Ian Gregory is the co-founder and creative director for the game Masquerada: Songs and Shadows. We recently chatted with him about the game’s unique narrative and social commentary.
Tell me a little bit about Masquerada. What makes it unique?
I think what makes Masquerada unique is that we’re really trying to focus on the story more than anything else. So it’s actually a very linear experience, but it’s paced in such way that it feels as though you’re going through a really good show that you’re playing through. Aside from that, combat is unique in the sense that you can play both in real time or while paused. When you’re playing in real time, more often than not you’re going to be playing one character, running around and doing things, but whenever you pause you start giving instructions to your whole party. So you actually get two very different game play feels. One feels more Diablo-ish or MOBA-ish, while on the other hand you have something that feels tactical, with a more Baldur’s Gate feel to it.

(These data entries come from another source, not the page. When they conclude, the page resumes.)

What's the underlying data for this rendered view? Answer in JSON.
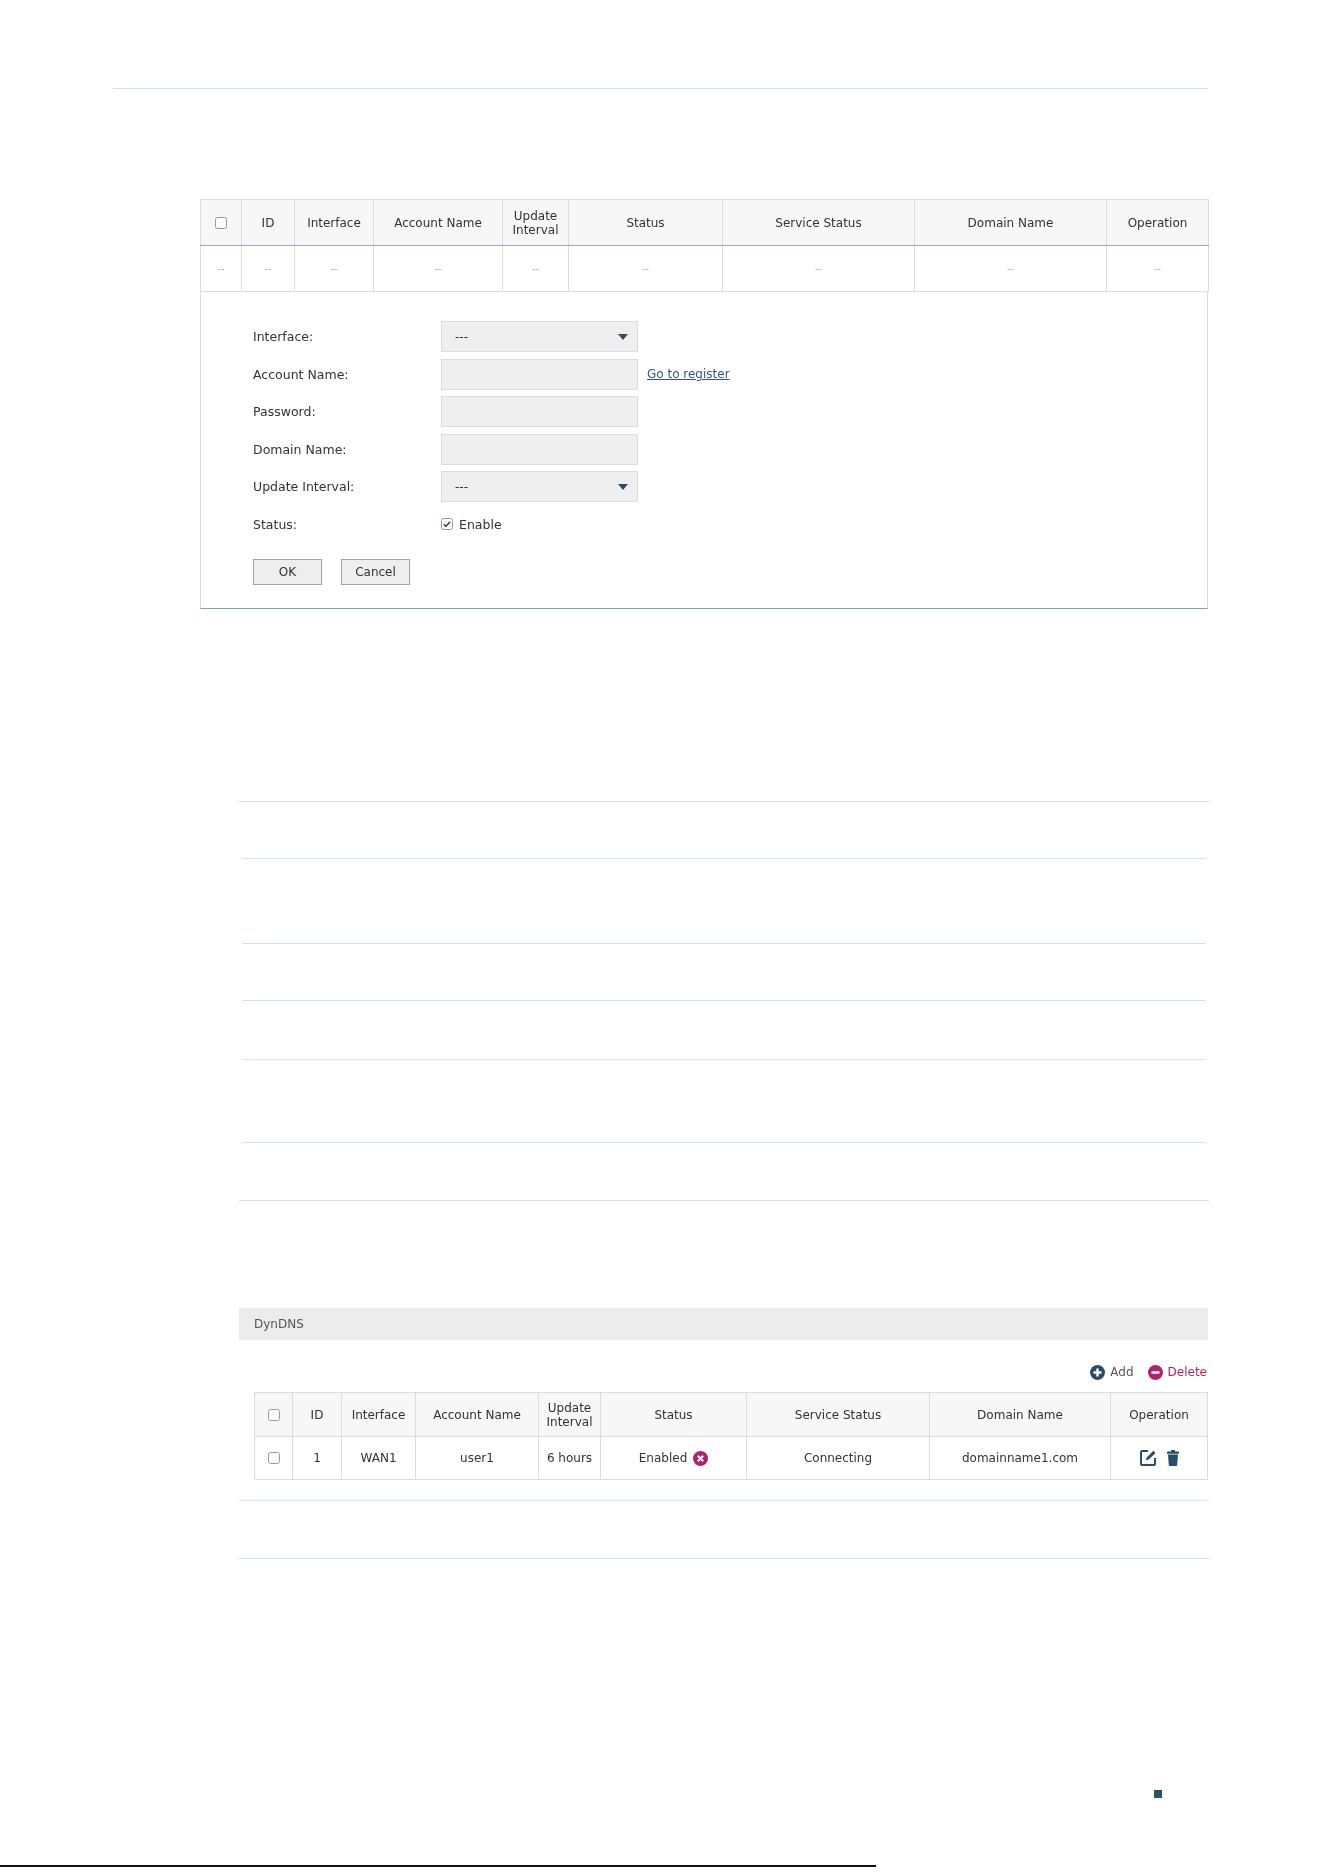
{
  "config_table": {
    "columns": [
      {
        "kind": "checkbox",
        "checked": false
      },
      {
        "kind": "text",
        "label": "ID"
      },
      {
        "kind": "text",
        "label": "Interface"
      },
      {
        "kind": "text",
        "label": "Account Name"
      },
      {
        "kind": "text",
        "label": "Update Interval"
      },
      {
        "kind": "text",
        "label": "Status"
      },
      {
        "kind": "text",
        "label": "Service Status"
      },
      {
        "kind": "text",
        "label": "Domain Name"
      },
      {
        "kind": "text",
        "label": "Operation"
      }
    ],
    "rows": [
      {
        "cells": [
          "--",
          "--",
          "--",
          "--",
          "--",
          "--",
          "--",
          "--",
          "--"
        ]
      }
    ]
  },
  "form": {
    "fields": [
      {
        "kind": "select",
        "label": "Interface:",
        "value": "---"
      },
      {
        "kind": "text",
        "label": "Account Name:",
        "link": "Go to register"
      },
      {
        "kind": "password",
        "label": "Password:"
      },
      {
        "kind": "text",
        "label": "Domain Name:"
      },
      {
        "kind": "select",
        "label": "Update Interval:",
        "value": "---"
      },
      {
        "kind": "checkbox",
        "label": "Status:",
        "option": "Enable",
        "checked": true
      }
    ],
    "buttons": [
      "OK",
      "Cancel"
    ]
  },
  "dyndns": {
    "title": "DynDNS",
    "actions": [
      {
        "kind": "add",
        "label": "Add"
      },
      {
        "kind": "delete",
        "label": "Delete"
      }
    ],
    "table": {
      "columns": [
        {
          "kind": "checkbox",
          "checked": false
        },
        {
          "kind": "text",
          "label": "ID"
        },
        {
          "kind": "text",
          "label": "Interface"
        },
        {
          "kind": "text",
          "label": "Account Name"
        },
        {
          "kind": "text",
          "label": "Update Interval"
        },
        {
          "kind": "text",
          "label": "Status"
        },
        {
          "kind": "text",
          "label": "Service Status"
        },
        {
          "kind": "text",
          "label": "Domain Name"
        },
        {
          "kind": "text",
          "label": "Operation"
        }
      ],
      "rows": [
        {
          "cells": [
            {
              "kind": "checkbox",
              "checked": false
            },
            {
              "kind": "text",
              "text": "1"
            },
            {
              "kind": "text",
              "text": "WAN1"
            },
            {
              "kind": "text",
              "text": "user1"
            },
            {
              "kind": "text",
              "text": "6 hours"
            },
            {
              "kind": "status",
              "text": "Enabled"
            },
            {
              "kind": "text",
              "text": "Connecting"
            },
            {
              "kind": "text",
              "text": "domainname1.com"
            },
            {
              "kind": "actions"
            }
          ]
        }
      ]
    }
  }
}
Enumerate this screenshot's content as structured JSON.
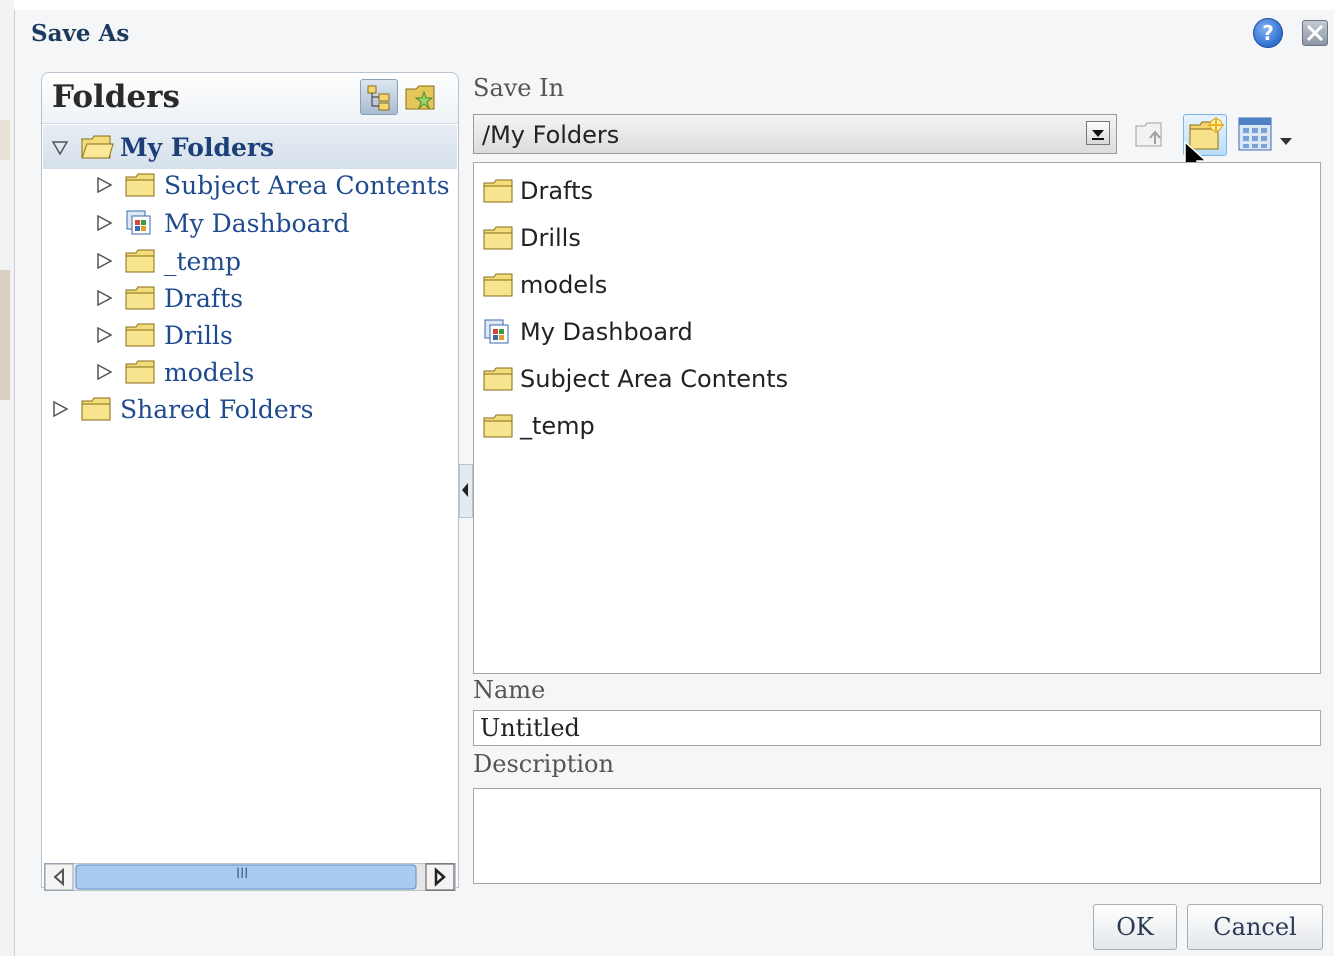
{
  "dialog": {
    "title": "Save As",
    "help_icon_text": "?"
  },
  "folders": {
    "title": "Folders",
    "tree": [
      {
        "label": "My Folders",
        "expanded": true,
        "selected": true,
        "icon": "open-folder-icon"
      },
      {
        "label": "Subject Area Contents",
        "icon": "folder-icon"
      },
      {
        "label": "My Dashboard",
        "icon": "dashboard-icon"
      },
      {
        "label": "_temp",
        "icon": "folder-icon"
      },
      {
        "label": "Drafts",
        "icon": "folder-icon"
      },
      {
        "label": "Drills",
        "icon": "folder-icon"
      },
      {
        "label": "models",
        "icon": "folder-icon"
      },
      {
        "label": "Shared Folders",
        "icon": "folder-icon"
      }
    ],
    "scroll_thumb_text": "III"
  },
  "save_in": {
    "label": "Save In",
    "path": "/My Folders"
  },
  "contents": [
    {
      "label": "Drafts",
      "icon": "folder-icon"
    },
    {
      "label": "Drills",
      "icon": "folder-icon"
    },
    {
      "label": "models",
      "icon": "folder-icon"
    },
    {
      "label": "My Dashboard",
      "icon": "dashboard-icon"
    },
    {
      "label": "Subject Area Contents",
      "icon": "folder-icon"
    },
    {
      "label": "_temp",
      "icon": "folder-icon"
    }
  ],
  "name": {
    "label": "Name",
    "value": "Untitled"
  },
  "description": {
    "label": "Description",
    "value": ""
  },
  "buttons": {
    "ok": "OK",
    "cancel": "Cancel"
  },
  "colors": {
    "link_blue": "#1f4b8e",
    "title_blue": "#1c3a5e",
    "folder_yellow": "#f3dc7a"
  }
}
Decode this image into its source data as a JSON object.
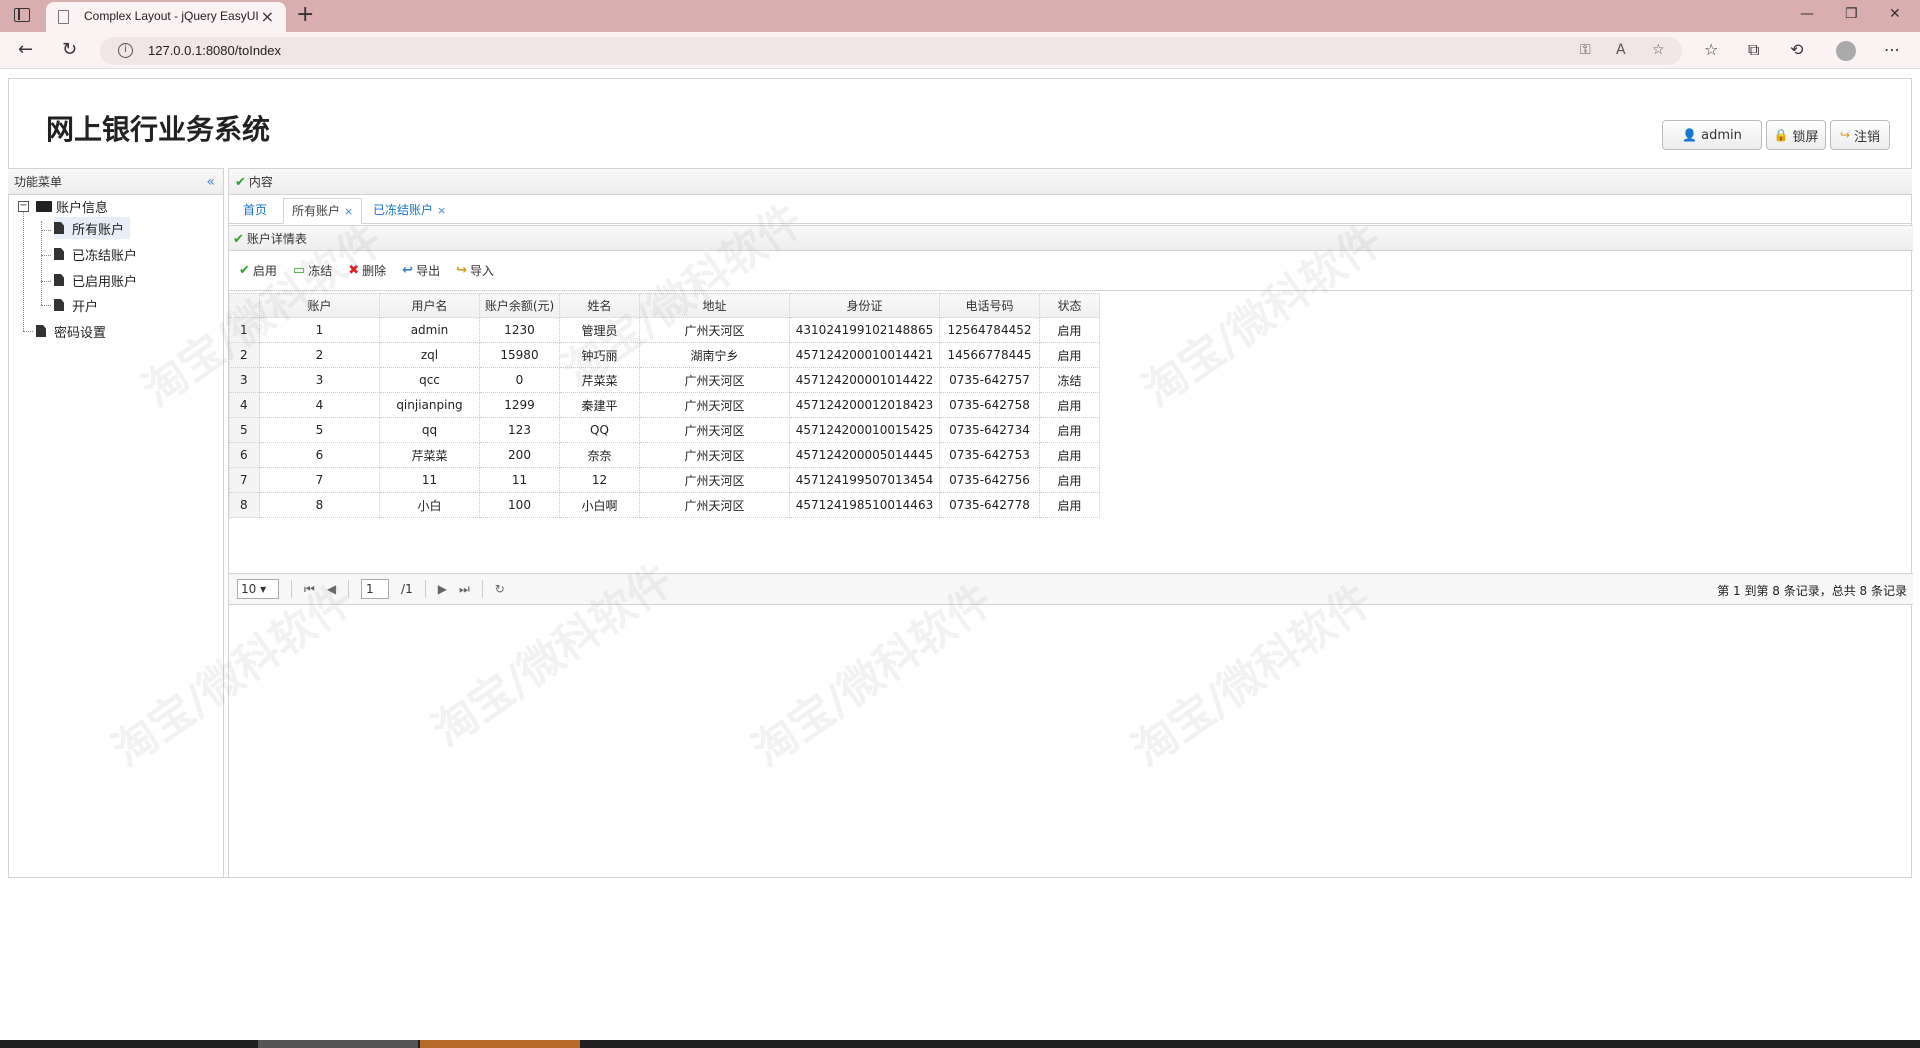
{
  "browser": {
    "tab_title": "Complex Layout - jQuery EasyUI",
    "url": "127.0.0.1:8080/toIndex",
    "new_tab": "+",
    "close_tab": "×"
  },
  "header": {
    "brand": "网上银行业务系统",
    "user_label": "admin",
    "lock_label": "锁屏",
    "logout_label": "注销"
  },
  "menu": {
    "title": "功能菜单",
    "collapse": "«",
    "root": "账户信息",
    "items": [
      "所有账户",
      "已冻结账户",
      "已启用账户",
      "开户"
    ],
    "password": "密码设置"
  },
  "content": {
    "title": "内容",
    "tabs": [
      {
        "label": "首页"
      },
      {
        "label": "所有账户"
      },
      {
        "label": "已冻结账户"
      }
    ],
    "tab_close": "×"
  },
  "grid": {
    "title": "账户详情表",
    "toolbar": {
      "enable": "启用",
      "freeze": "冻结",
      "delete": "删除",
      "export": "导出",
      "import": "导入"
    },
    "columns": [
      "",
      "账户",
      "用户名",
      "账户余额(元)",
      "姓名",
      "地址",
      "身份证",
      "电话号码",
      "状态"
    ],
    "rows": [
      [
        "1",
        "1",
        "admin",
        "1230",
        "管理员",
        "广州天河区",
        "431024199102148865",
        "12564784452",
        "启用"
      ],
      [
        "2",
        "2",
        "zql",
        "15980",
        "钟巧丽",
        "湖南宁乡",
        "457124200010014421",
        "14566778445",
        "启用"
      ],
      [
        "3",
        "3",
        "qcc",
        "0",
        "芹菜菜",
        "广州天河区",
        "457124200001014422",
        "0735-642757",
        "冻结"
      ],
      [
        "4",
        "4",
        "qinjianping",
        "1299",
        "秦建平",
        "广州天河区",
        "457124200012018423",
        "0735-642758",
        "启用"
      ],
      [
        "5",
        "5",
        "qq",
        "123",
        "QQ",
        "广州天河区",
        "457124200010015425",
        "0735-642734",
        "启用"
      ],
      [
        "6",
        "6",
        "芹菜菜",
        "200",
        "奈奈",
        "广州天河区",
        "457124200005014445",
        "0735-642753",
        "启用"
      ],
      [
        "7",
        "7",
        "11",
        "11",
        "12",
        "广州天河区",
        "457124199507013454",
        "0735-642756",
        "启用"
      ],
      [
        "8",
        "8",
        "小白",
        "100",
        "小白啊",
        "广州天河区",
        "457124198510014463",
        "0735-642778",
        "启用"
      ]
    ]
  },
  "pager": {
    "page_size": "10",
    "page": "1",
    "total_pages": "/1",
    "info": "第 1 到第 8 条记录，总共 8 条记录"
  },
  "watermark": "淘宝/微科软件"
}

I also noticed as I was playing that the story has some class themes. What are you trying to say about poverty or class or those sort of things?
The one thing that defines this particular city is that masks are the only way to use magic. Because no one knows how to make masks anymore, they’re a diminishing commodity. That means only the very rich have them, and that creates a very clear divide in the city. You literally wear your wealth on your face. There’s something more important than just wealth in this as well, because this is a city that is atheistic. They don’t believe in gods. So when an individual dies he’s gone. They believe that he’s gone forever. So as humans they need to deal with this loss of life, and how they do it is that when you pass away, a song is written for you. Your hopes, your dreams—everything gets encompassed in this song. But only people with masks are allowed to have songs. So that means there’s this whole class of people who are literally forgotten upon death.
If you had to narrow it down to one thing, what do you hope a player gains from their experience with your game?
Aside from gameplay, a bigger picture idea is we want people to get in touch with their humanity. There are a lot of very human stories [in this game]. For each of the main characters as you follow them through this, you unfold their story, and you see all of them burdened by life and what it’s all about. And yet, they still find a way to rally around each other and make their way through all those difficulties. The humanity of games is what we really want to push.
Last question I like to ask developers is: why do you make games? What drives you to make games?
Joy—the idea of having somebody find joy in what I do. One story that really spoke to me a lot is that in one of our previous games I got an email from a Marine captain who was posted to Afghanistan at the time, and he said, “You know, one thing I look forward to after surviving a mission is to sit down and play your game.” That meant the world to me because it meant that for all the difficulties in life, he could turn to something to make himself happy, and we played a part in that.